A few days ago, I reported on the disclosure by security researchers Talal Haj Bakry and Tommy Mysk that the clipboards on iPhones and iPads are open to exploitation by “malicious” apps on those devices to “steal” any data copied to the clipboard. Apple takes the view that this is simply the copy and paste function working as normal, but it does seem to open a security vulnerability that may surprise users.
Apparently, the risk extends beyond iPhones and iPads. The researchers have now returned, telling me “we hinted in our article that the Universal Clipboard can also be affected by this vulnerability to eavesdrop on what users copy on their Macs.” And that would be an issue. Because, while the use of copy and paste might be relatively infrequent on an iOS device, it is everyday business as usual on a Mac.
The risk arises because, as Apple explains, you can use the Universal Clipboard “to copy and paste between your Apple devices—you can copy content such as text, images, photos, and videos on one Apple device, then paste the content on another.”
“We got many requests about this point,” the researchers told me on February 26, “so we added a video illustrating how an iPhone or iPad app can eavesdrop on the clipboard on Mac.”
“We submitted this to Apple on January 2, 2020,” the researchers explained in their original blog. “After analyzing the submission, Apple informed us that they don’t see an issue with this vulnerability.” I have contacted Apple for any further comments.

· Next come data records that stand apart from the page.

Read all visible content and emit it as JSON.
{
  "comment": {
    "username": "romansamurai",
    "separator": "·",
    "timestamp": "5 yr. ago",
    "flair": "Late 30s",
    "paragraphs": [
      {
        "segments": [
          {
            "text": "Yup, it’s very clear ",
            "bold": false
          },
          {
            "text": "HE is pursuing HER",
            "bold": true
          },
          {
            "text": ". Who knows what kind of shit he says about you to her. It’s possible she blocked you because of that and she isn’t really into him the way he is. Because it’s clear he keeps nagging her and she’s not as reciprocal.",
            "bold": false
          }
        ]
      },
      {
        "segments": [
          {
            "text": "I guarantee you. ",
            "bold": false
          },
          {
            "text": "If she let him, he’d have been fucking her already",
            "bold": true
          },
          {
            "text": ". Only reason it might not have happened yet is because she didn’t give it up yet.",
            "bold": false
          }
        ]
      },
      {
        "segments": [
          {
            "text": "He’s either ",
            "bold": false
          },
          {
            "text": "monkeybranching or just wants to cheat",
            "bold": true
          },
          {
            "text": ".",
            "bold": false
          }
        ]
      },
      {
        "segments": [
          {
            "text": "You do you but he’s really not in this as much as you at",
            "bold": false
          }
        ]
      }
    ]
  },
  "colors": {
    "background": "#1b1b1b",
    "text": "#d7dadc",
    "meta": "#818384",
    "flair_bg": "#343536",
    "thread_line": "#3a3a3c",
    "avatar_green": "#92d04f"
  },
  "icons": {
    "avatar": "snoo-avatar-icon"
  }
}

The risk requires a foreground app on the iOS device. The researchers “increased the likelihood the app can read the pasteboard” by creating a widget in the Today View, “hence expanding the vulnerability window.”
The blog itself focuses on the risk that a malicious actor might craft an app to spy on the clipboard and then access the metadata attached to a photo taken on the device. As Sophos explained, “a malicious apps could exploit it to work out a user’s location even when that user has locked down app location sharing.” However, the risk that data copied on a Mac might be sniffed out by a malicious app on an attached iOS device seems more of an issue from an exploit perspective.
The advice to Apple from the researchers remains the same: remove unrestricted access to the clipboard—the privacy settings in the latest versions of iOS could include a setting to grant clipboard access by app. Or, as an alternative, restrict clipboard access to “when the user actively performs a paste operation.”
As I said in my original report, this is only a potential security hole with no claim that it has been exploited in the wild. “but, with state sponsored threat groups and organized criminal networks attacking operating systems as a matter of routine, any potential flaw provides a starting point for an exploit.” My bet remains that Apple will address this in a future release and patch this hole.